**Task inputs**

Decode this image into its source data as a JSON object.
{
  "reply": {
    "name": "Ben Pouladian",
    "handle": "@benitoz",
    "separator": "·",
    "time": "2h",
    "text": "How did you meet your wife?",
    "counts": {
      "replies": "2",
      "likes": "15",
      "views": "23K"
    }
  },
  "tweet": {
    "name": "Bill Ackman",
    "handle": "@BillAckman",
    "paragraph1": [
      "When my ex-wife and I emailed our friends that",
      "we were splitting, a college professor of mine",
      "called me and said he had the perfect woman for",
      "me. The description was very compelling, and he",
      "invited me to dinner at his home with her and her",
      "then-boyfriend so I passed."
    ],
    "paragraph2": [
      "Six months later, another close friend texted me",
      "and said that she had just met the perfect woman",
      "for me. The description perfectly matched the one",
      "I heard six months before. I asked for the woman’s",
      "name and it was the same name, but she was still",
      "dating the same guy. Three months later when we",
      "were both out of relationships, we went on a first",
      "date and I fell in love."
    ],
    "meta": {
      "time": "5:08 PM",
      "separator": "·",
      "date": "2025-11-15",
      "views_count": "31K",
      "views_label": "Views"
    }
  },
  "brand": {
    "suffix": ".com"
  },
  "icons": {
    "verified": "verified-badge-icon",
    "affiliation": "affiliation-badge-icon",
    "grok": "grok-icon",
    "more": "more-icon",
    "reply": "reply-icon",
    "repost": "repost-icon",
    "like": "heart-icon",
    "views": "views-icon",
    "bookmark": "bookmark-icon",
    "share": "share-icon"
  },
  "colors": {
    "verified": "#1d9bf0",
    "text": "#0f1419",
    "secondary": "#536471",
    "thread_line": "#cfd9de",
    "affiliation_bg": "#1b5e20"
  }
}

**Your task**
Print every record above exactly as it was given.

**Your response**
Decode this image into its source data as a JSON object.
{
  "reply": {
    "name": "Ben Pouladian",
    "handle": "@benitoz",
    "separator": "·",
    "time": "2h",
    "text": "How did you meet your wife?",
    "counts": {
      "replies": "2",
      "likes": "15",
      "views": "23K"
    }
  },
  "tweet": {
    "name": "Bill Ackman",
    "handle": "@BillAckman",
    "paragraph1": [
      "When my ex-wife and I emailed our friends that",
      "we were splitting, a college professor of mine",
      "called me and said he had the perfect woman for",
      "me. The description was very compelling, and he",
      "invited me to dinner at his home with her and her",
      "then-boyfriend so I passed."
    ],
    "paragraph2": [
      "Six months later, another close friend texted me",
      "and said that she had just met the perfect woman",
      "for me. The description perfectly matched the one",
      "I heard six months before. I asked for the woman’s",
      "name and it was the same name, but she was still",
      "dating the same guy. Three months later when we",
      "were both out of relationships, we went on a first",
      "date and I fell in love."
    ],
    "meta": {
      "time": "5:08 PM",
      "separator": "·",
      "date": "2025-11-15",
      "views_count": "31K",
      "views_label": "Views"
    }
  },
  "brand": {
    "suffix": ".com"
  },
  "icons": {
    "verified": "verified-badge-icon",
    "affiliation": "affiliation-badge-icon",
    "grok": "grok-icon",
    "more": "more-icon",
    "reply": "reply-icon",
    "repost": "repost-icon",
    "like": "heart-icon",
    "views": "views-icon",
    "bookmark": "bookmark-icon",
    "share": "share-icon"
  },
  "colors": {
    "verified": "#1d9bf0",
    "text": "#0f1419",
    "secondary": "#536471",
    "thread_line": "#cfd9de",
    "affiliation_bg": "#1b5e20"
  }
}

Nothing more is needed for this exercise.